The War of the Worlds (radio drama)
Welles’ Mercury Theatre did a lot of creative and imaginative things on stage, but one of their most legendary performances took place over the radio. Welles adapted H.G. Wells’ sci-fi story about invaders from space into a series of news reports and radio broadcasts, performing this adaptation for radio. Had listeners tuned in at the beginning of the broadcast, they would have known the performance for what it was. Legend has it, though, that a few listeners tuned in a little late and though the reports of space invaders were real. Considering that this was October of 1938 and that tensions over WWII were high, the panic that ensued can perhaps be more understandable. Even so, the effect The War of the Worlds had on the public cemented Orson Welles as a master dramatist and a legendary figure.
This was originally meant to be a film starring Charles Chaplin and directed by Orson Welles, but the famously controlling Chaplin felt uncomfortable performing under anyone else’s direction but his own. So Chaplin bought the script – written by Welles – made some changes and directed it himself. In the end, Chaplin credited Welles merely with the idea for the story, taking credit for the rest himself. Welles apparently shrugged it off, saying that the changes made were substantial enough to merit an idea credit. In any case, Monsieur Verdoux is one of Chaplin’s more unusual films, telling the story of a serial killer who marries and then murders women in order to inherit their money and support his real wife and child. The story certainly seems more like something out of Welles’ mind than of Chaplin’s – a comedy of murders – but the moral reeks of Chaplin: “One murder makes a villain; millions a hero.” One can’t help but wonder what Welles’ Monsieur Verdoux would have been like. He thought that his would have been a better film, considering Chaplin to be merely competent as a director – which I think is a fair statement to make.

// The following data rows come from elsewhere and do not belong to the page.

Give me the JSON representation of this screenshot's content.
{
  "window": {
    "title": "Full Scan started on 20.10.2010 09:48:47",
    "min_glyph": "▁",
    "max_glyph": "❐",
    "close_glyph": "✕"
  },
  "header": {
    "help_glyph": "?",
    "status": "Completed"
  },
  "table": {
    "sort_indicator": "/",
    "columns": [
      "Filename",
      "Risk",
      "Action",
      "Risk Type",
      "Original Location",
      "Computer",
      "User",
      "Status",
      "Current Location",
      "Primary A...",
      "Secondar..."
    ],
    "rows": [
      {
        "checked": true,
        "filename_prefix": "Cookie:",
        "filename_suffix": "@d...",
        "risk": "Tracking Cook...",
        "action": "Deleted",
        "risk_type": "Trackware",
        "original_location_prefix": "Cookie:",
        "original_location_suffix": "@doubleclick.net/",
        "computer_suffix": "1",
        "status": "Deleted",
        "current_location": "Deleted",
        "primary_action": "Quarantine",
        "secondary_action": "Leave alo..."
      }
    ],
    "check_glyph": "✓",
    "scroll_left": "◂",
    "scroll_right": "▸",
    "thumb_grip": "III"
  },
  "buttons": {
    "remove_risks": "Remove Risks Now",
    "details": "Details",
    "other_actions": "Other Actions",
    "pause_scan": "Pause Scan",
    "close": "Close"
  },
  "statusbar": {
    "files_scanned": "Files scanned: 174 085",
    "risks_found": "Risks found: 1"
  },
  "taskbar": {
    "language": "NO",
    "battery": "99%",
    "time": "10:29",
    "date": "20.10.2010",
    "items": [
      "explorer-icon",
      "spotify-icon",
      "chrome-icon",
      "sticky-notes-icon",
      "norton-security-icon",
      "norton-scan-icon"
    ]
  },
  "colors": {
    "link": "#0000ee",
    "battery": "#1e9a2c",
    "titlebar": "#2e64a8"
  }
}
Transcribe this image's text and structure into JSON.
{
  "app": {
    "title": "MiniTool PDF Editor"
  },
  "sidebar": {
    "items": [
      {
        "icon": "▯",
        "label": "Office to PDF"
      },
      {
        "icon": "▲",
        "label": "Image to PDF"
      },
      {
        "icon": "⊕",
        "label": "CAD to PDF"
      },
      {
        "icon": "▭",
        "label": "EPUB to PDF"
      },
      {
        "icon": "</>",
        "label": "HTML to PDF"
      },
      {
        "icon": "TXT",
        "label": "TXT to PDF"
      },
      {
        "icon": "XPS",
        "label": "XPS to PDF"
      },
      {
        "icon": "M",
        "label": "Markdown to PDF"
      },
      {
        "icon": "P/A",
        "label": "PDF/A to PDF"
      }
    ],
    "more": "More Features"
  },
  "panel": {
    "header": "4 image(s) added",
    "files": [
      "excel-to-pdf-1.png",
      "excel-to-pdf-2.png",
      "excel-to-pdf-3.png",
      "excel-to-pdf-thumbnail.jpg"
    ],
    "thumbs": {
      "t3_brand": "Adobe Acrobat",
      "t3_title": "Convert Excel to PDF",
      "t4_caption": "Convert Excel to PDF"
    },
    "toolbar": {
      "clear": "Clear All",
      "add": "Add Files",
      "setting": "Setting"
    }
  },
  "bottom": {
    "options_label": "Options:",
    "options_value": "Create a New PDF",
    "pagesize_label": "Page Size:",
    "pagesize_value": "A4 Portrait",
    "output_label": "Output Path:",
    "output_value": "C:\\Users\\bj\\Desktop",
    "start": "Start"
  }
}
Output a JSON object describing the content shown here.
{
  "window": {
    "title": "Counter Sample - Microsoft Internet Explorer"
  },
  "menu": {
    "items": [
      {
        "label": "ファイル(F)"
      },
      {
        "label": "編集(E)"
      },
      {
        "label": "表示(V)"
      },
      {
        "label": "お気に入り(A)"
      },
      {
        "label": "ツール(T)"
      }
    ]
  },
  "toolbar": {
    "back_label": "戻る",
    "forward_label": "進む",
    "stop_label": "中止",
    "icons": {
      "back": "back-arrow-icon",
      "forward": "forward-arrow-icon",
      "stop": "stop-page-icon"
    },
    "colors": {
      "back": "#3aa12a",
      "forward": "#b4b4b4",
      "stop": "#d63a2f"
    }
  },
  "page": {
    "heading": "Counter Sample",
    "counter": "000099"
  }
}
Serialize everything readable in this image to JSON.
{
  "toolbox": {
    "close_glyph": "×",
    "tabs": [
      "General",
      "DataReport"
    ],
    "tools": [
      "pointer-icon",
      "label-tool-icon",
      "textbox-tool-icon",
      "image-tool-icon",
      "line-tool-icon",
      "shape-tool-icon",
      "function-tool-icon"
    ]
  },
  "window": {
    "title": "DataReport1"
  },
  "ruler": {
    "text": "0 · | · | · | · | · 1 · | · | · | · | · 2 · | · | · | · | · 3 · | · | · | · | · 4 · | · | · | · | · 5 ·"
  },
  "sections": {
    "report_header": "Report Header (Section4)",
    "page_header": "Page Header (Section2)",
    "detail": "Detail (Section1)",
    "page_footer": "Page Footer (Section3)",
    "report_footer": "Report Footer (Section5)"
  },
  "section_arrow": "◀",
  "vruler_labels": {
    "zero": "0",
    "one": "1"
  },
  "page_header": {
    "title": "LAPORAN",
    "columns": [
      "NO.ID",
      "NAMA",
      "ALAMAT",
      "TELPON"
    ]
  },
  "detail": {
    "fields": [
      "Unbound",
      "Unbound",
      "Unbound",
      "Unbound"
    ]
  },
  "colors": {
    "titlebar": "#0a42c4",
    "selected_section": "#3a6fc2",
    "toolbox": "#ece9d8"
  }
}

There really is nothing extraordinary or innovative about Chaplin as a director, but he knew how to get a movie made and how best to capture his own performances – which is all Chaplin ever needed.